Utilities are known to do well during recessions. Whenever people reign in spending on housing, big-ticket things, holidays, and dining, they have been less likely to want to turn the electricity off, water, or heating in their homes. As a result, utility providers have fairly stable companies that tend to have development that is sluggish restricted disruptions across economic rounds.
Eversource Energy (NYSE:ES) provides gas that is natural electricity, and water utility services to 4.3 million customers in Connecticut, Massachusetts, and brand new Hampshire. The stock’s forward P/E ratio of 21.9 and enterprise value-to-EBITDA of 14.1 are low sufficient in the market that is present give a general cushion if valuations had been to drop in a market crash. Eversource additionally will pay a 2% dividend yield to give comes back while you ride out a downturn. Risk-averse investors may also like the proven fact that Eversource carries debt that is relatively low utilities, with debt-to-equity ratio of only 1.17 and a 3.88 interest coverage ratio.
During a down economy, customers still buy groceries, household things, and home-care goods. Companies that have popular customer staples brands in many cases are less volatile during recessions and market crashes. They’ll never be great sourced elements of growth, however they’re stable.
Procter & Gamble (NYSE:PG) offers customer packaged items in your home care, cleaning, beauty, grooming, and care that is personal. The company’s portfolio includes numerous well-known brands, including Bounty, Crest, Dawn, Downy, Febreeze, Gain, Gillette, Head & Shoulders, Oral-B, Olay, Pampers, Pantene, Tide, and Vicks. A profile that is broad of goods sold in 70 nations is going to hold up well in any recession, therefore Procter & Gamble’s fundamentals will continue to be constant.
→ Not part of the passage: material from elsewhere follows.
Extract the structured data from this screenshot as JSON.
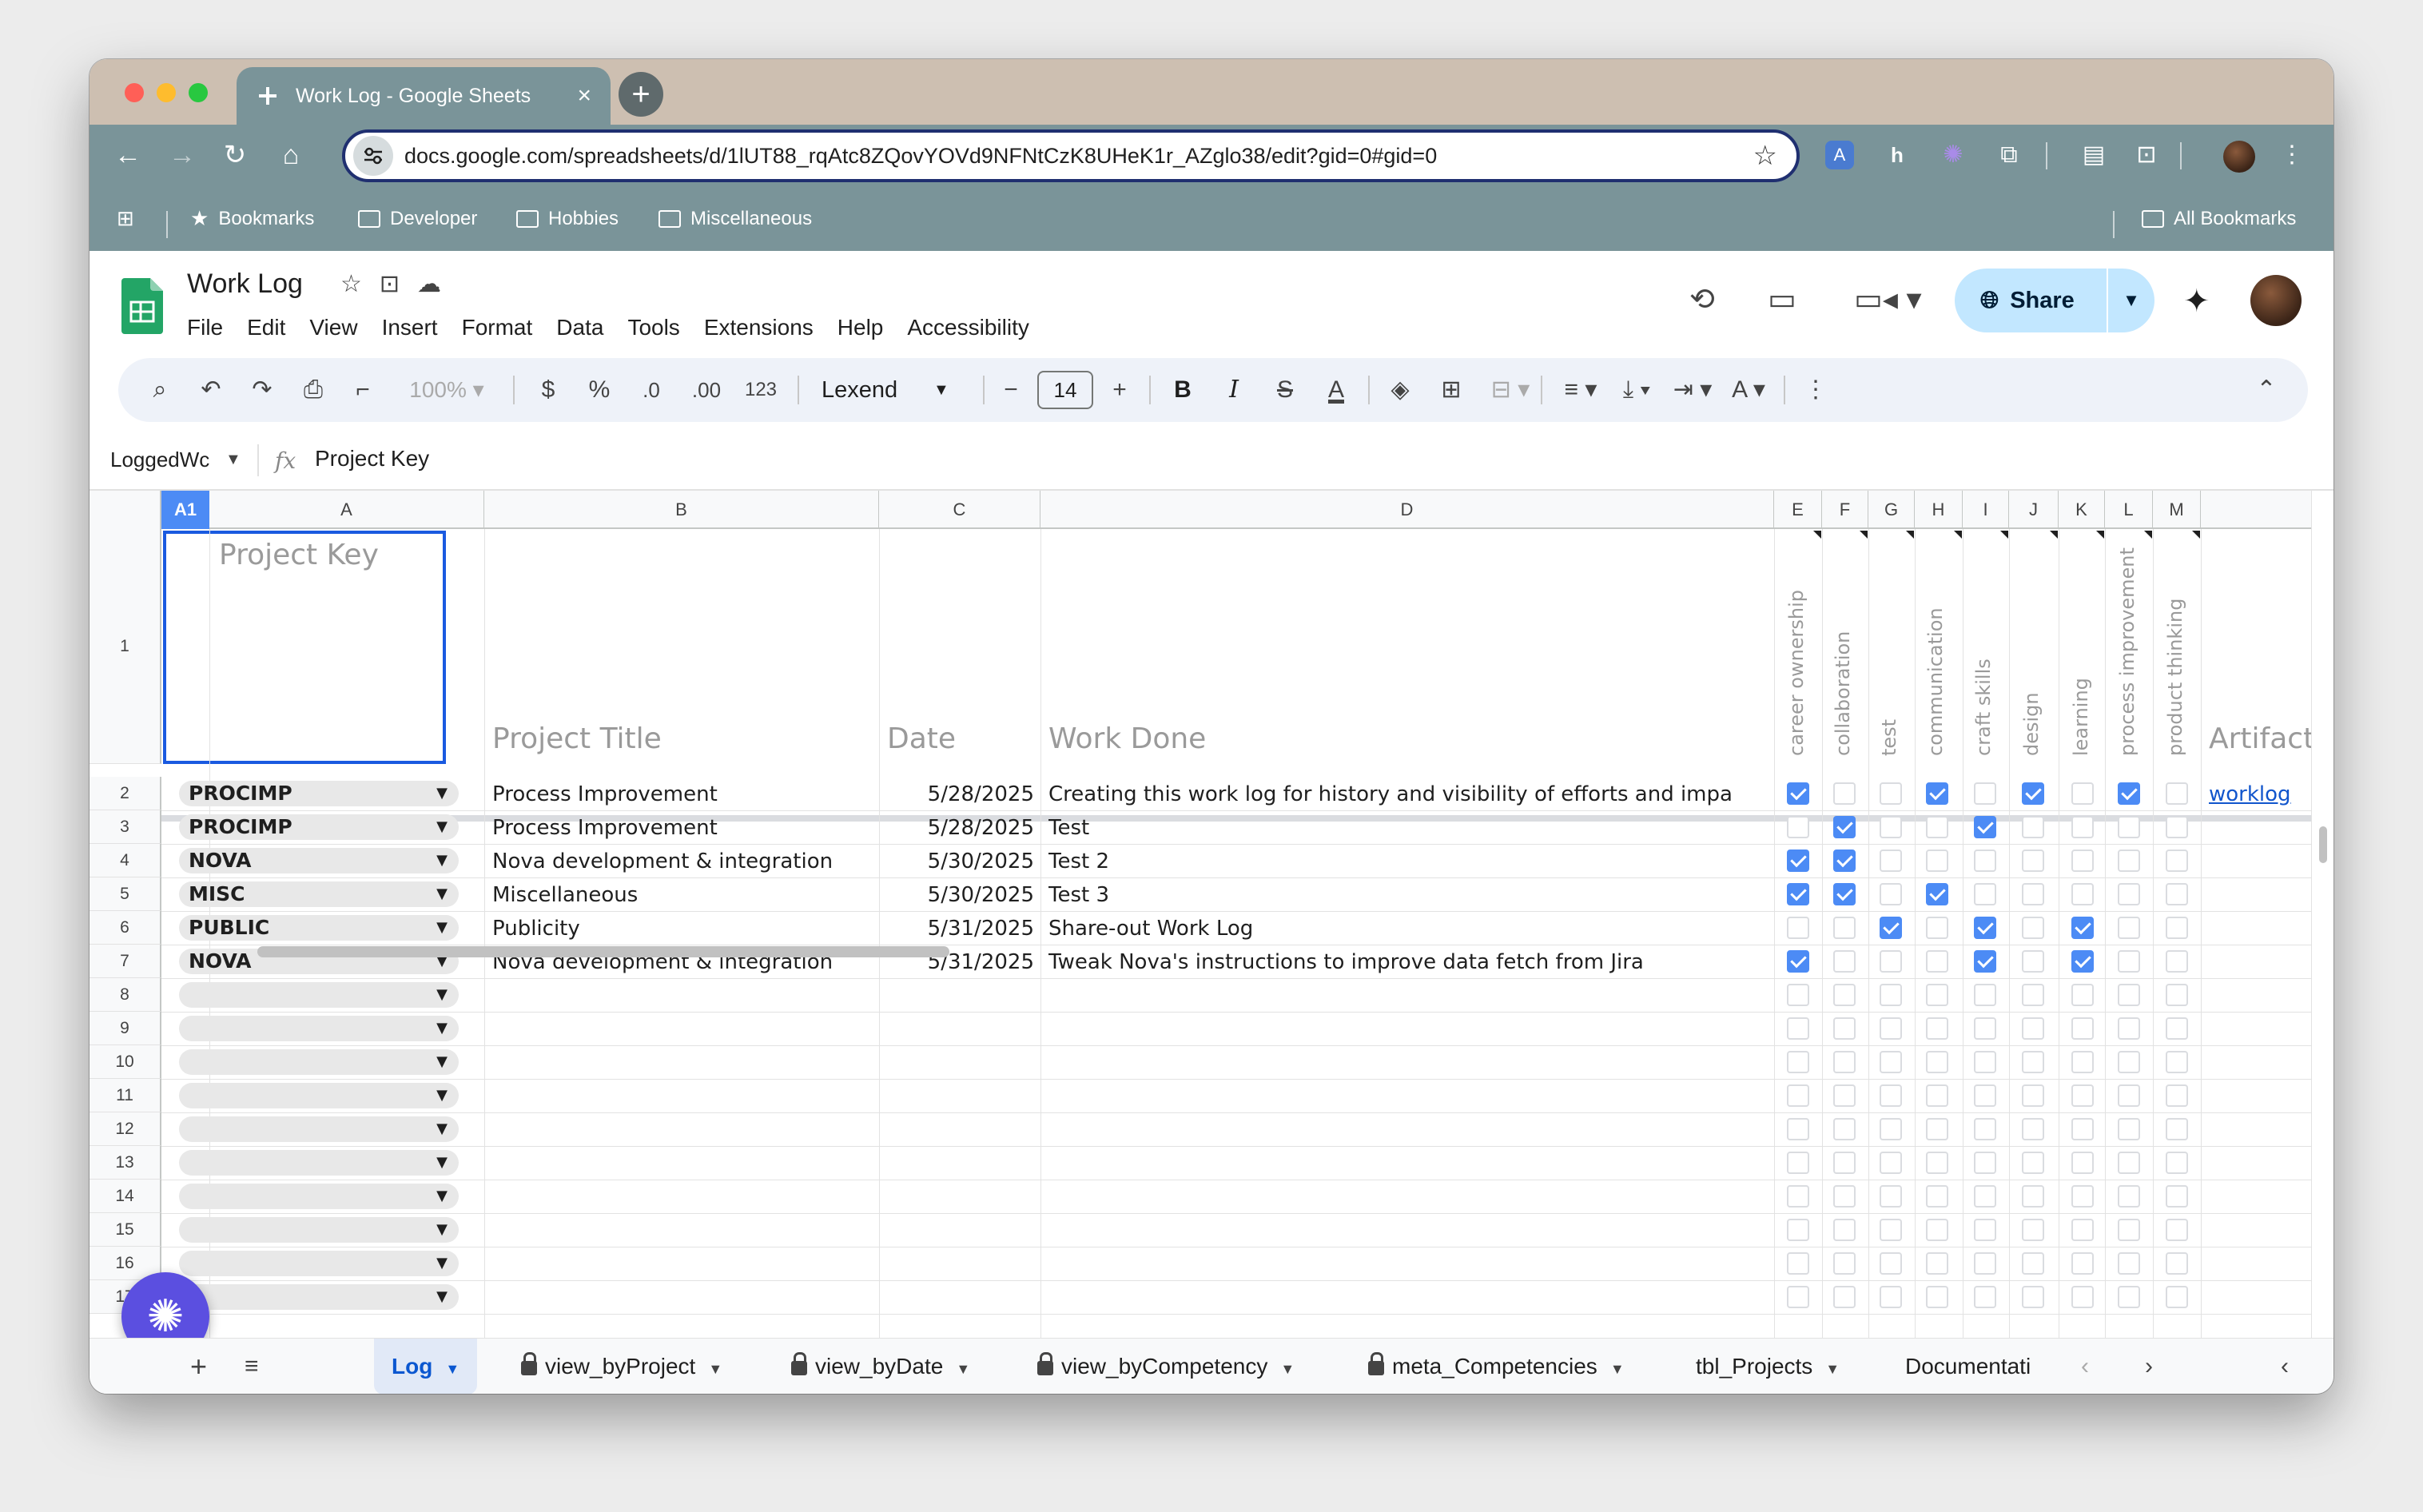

This is simply not the kind of stock that may ever attract valuation that is soaring, generally there’s less room to fall whenever market crashes. P&G trades at a modest P/E ratio that is forward of and EV/EBITDA of 16.2, and so the share prices are anchored by the company’s profits. The stock additionally will pay a healthy and balanced 2.5% dividend yield at a sustainable 59% payout ratio. That is clearly a return that is decent if the market tanks.
Discount stores experience more demand during recessions
Customers are more discerning during earnings insecurity. Total spending that is retail decreases during recessions, and budget-conscious households start discount shopping. Retailers that will offer fundamental products at appealing value actually encounter increasing need as people substitute away from more items which are expensive. Utilities are known to do well during recessions.
Dollar Tree (NASDAQ:DLTR) runs a lot more than 15,000 dollar stores in 48 U.S. states and Canada. While the S&P 500 was falling a lot more than 40% from 2007 into very early 2009, Dollar Tree stocks had been really approximately where they started. Basic merchandise of fundamental products at the cost that is lowest brings apparent value to consumers.
Then Dollar Tree’s financial performance probably will remain steady in the event that next market crash is caused by weak economic conditions in the U.S.